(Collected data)
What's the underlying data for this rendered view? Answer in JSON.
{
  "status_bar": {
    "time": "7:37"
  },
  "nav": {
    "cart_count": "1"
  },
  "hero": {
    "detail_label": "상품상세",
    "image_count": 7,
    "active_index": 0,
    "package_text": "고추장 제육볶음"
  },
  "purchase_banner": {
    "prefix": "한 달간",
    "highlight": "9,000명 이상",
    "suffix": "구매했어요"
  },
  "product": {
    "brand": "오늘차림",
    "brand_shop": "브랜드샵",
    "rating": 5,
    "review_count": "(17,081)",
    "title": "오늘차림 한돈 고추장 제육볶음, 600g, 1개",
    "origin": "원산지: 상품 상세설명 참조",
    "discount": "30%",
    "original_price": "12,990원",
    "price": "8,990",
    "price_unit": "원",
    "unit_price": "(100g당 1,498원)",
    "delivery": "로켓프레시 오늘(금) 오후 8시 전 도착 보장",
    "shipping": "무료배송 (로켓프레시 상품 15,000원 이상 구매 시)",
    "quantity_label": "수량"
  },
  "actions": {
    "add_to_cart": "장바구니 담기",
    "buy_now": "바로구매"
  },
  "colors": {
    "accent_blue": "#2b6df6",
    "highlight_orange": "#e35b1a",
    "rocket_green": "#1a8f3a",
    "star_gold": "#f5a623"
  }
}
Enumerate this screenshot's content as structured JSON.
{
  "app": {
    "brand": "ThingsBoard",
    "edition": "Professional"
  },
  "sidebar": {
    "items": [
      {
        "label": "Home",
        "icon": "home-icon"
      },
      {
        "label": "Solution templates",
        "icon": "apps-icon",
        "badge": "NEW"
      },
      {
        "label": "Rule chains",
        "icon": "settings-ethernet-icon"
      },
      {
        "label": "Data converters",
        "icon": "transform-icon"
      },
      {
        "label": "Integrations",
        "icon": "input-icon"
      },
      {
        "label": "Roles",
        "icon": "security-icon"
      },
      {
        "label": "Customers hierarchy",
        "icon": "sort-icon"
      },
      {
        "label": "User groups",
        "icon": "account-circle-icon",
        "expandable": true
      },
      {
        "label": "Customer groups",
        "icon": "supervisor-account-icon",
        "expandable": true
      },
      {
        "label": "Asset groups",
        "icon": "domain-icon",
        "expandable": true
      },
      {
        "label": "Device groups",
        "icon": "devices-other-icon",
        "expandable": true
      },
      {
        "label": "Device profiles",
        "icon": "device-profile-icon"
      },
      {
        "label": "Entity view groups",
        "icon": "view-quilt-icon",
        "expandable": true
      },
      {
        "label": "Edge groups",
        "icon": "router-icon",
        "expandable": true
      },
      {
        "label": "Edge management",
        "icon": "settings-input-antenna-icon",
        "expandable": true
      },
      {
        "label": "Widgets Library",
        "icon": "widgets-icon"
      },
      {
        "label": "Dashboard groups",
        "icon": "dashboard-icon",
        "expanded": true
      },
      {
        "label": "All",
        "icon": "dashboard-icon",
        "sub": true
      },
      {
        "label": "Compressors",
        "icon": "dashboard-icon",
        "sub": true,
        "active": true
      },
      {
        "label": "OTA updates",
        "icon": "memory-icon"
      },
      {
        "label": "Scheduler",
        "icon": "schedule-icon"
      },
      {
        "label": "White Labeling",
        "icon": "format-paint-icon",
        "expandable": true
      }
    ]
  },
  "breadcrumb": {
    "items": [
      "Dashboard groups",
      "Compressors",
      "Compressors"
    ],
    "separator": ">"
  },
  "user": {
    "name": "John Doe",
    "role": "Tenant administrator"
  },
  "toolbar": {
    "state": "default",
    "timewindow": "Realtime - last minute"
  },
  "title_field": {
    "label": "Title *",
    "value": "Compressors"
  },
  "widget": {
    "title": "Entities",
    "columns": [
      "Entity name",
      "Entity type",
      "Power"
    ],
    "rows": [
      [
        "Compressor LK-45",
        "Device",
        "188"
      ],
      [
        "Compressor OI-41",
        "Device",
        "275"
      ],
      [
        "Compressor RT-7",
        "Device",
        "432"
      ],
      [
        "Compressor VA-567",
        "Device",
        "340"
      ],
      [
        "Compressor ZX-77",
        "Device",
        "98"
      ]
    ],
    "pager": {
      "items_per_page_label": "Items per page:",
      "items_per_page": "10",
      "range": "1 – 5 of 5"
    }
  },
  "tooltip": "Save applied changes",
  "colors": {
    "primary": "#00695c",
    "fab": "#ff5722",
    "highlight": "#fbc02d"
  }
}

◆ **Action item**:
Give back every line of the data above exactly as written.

◆ **Response to the exercise**:
What's the underlying data for this rendered view? Answer in JSON.
{
  "status_bar": {
    "time": "7:37"
  },
  "nav": {
    "cart_count": "1"
  },
  "hero": {
    "detail_label": "상품상세",
    "image_count": 7,
    "active_index": 0,
    "package_text": "고추장 제육볶음"
  },
  "purchase_banner": {
    "prefix": "한 달간",
    "highlight": "9,000명 이상",
    "suffix": "구매했어요"
  },
  "product": {
    "brand": "오늘차림",
    "brand_shop": "브랜드샵",
    "rating": 5,
    "review_count": "(17,081)",
    "title": "오늘차림 한돈 고추장 제육볶음, 600g, 1개",
    "origin": "원산지: 상품 상세설명 참조",
    "discount": "30%",
    "original_price": "12,990원",
    "price": "8,990",
    "price_unit": "원",
    "unit_price": "(100g당 1,498원)",
    "delivery": "로켓프레시 오늘(금) 오후 8시 전 도착 보장",
    "shipping": "무료배송 (로켓프레시 상품 15,000원 이상 구매 시)",
    "quantity_label": "수량"
  },
  "actions": {
    "add_to_cart": "장바구니 담기",
    "buy_now": "바로구매"
  },
  "colors": {
    "accent_blue": "#2b6df6",
    "highlight_orange": "#e35b1a",
    "rocket_green": "#1a8f3a",
    "star_gold": "#f5a623"
  }
}
Enumerate this screenshot's content as structured JSON.
{
  "app": {
    "brand": "ThingsBoard",
    "edition": "Professional"
  },
  "sidebar": {
    "items": [
      {
        "label": "Home",
        "icon": "home-icon"
      },
      {
        "label": "Solution templates",
        "icon": "apps-icon",
        "badge": "NEW"
      },
      {
        "label": "Rule chains",
        "icon": "settings-ethernet-icon"
      },
      {
        "label": "Data converters",
        "icon": "transform-icon"
      },
      {
        "label": "Integrations",
        "icon": "input-icon"
      },
      {
        "label": "Roles",
        "icon": "security-icon"
      },
      {
        "label": "Customers hierarchy",
        "icon": "sort-icon"
      },
      {
        "label": "User groups",
        "icon": "account-circle-icon",
        "expandable": true
      },
      {
        "label": "Customer groups",
        "icon": "supervisor-account-icon",
        "expandable": true
      },
      {
        "label": "Asset groups",
        "icon": "domain-icon",
        "expandable": true
      },
      {
        "label": "Device groups",
        "icon": "devices-other-icon",
        "expandable": true
      },
      {
        "label": "Device profiles",
        "icon": "device-profile-icon"
      },
      {
        "label": "Entity view groups",
        "icon": "view-quilt-icon",
        "expandable": true
      },
      {
        "label": "Edge groups",
        "icon": "router-icon",
        "expandable": true
      },
      {
        "label": "Edge management",
        "icon": "settings-input-antenna-icon",
        "expandable": true
      },
      {
        "label": "Widgets Library",
        "icon": "widgets-icon"
      },
      {
        "label": "Dashboard groups",
        "icon": "dashboard-icon",
        "expanded": true
      },
      {
        "label": "All",
        "icon": "dashboard-icon",
        "sub": true
      },
      {
        "label": "Compressors",
        "icon": "dashboard-icon",
        "sub": true,
        "active": true
      },
      {
        "label": "OTA updates",
        "icon": "memory-icon"
      },
      {
        "label": "Scheduler",
        "icon": "schedule-icon"
      },
      {
        "label": "White Labeling",
        "icon": "format-paint-icon",
        "expandable": true
      }
    ]
  },
  "breadcrumb": {
    "items": [
      "Dashboard groups",
      "Compressors",
      "Compressors"
    ],
    "separator": ">"
  },
  "user": {
    "name": "John Doe",
    "role": "Tenant administrator"
  },
  "toolbar": {
    "state": "default",
    "timewindow": "Realtime - last minute"
  },
  "title_field": {
    "label": "Title *",
    "value": "Compressors"
  },
  "widget": {
    "title": "Entities",
    "columns": [
      "Entity name",
      "Entity type",
      "Power"
    ],
    "rows": [
      [
        "Compressor LK-45",
        "Device",
        "188"
      ],
      [
        "Compressor OI-41",
        "Device",
        "275"
      ],
      [
        "Compressor RT-7",
        "Device",
        "432"
      ],
      [
        "Compressor VA-567",
        "Device",
        "340"
      ],
      [
        "Compressor ZX-77",
        "Device",
        "98"
      ]
    ],
    "pager": {
      "items_per_page_label": "Items per page:",
      "items_per_page": "10",
      "range": "1 – 5 of 5"
    }
  },
  "tooltip": "Save applied changes",
  "colors": {
    "primary": "#00695c",
    "fab": "#ff5722",
    "highlight": "#fbc02d"
  }
}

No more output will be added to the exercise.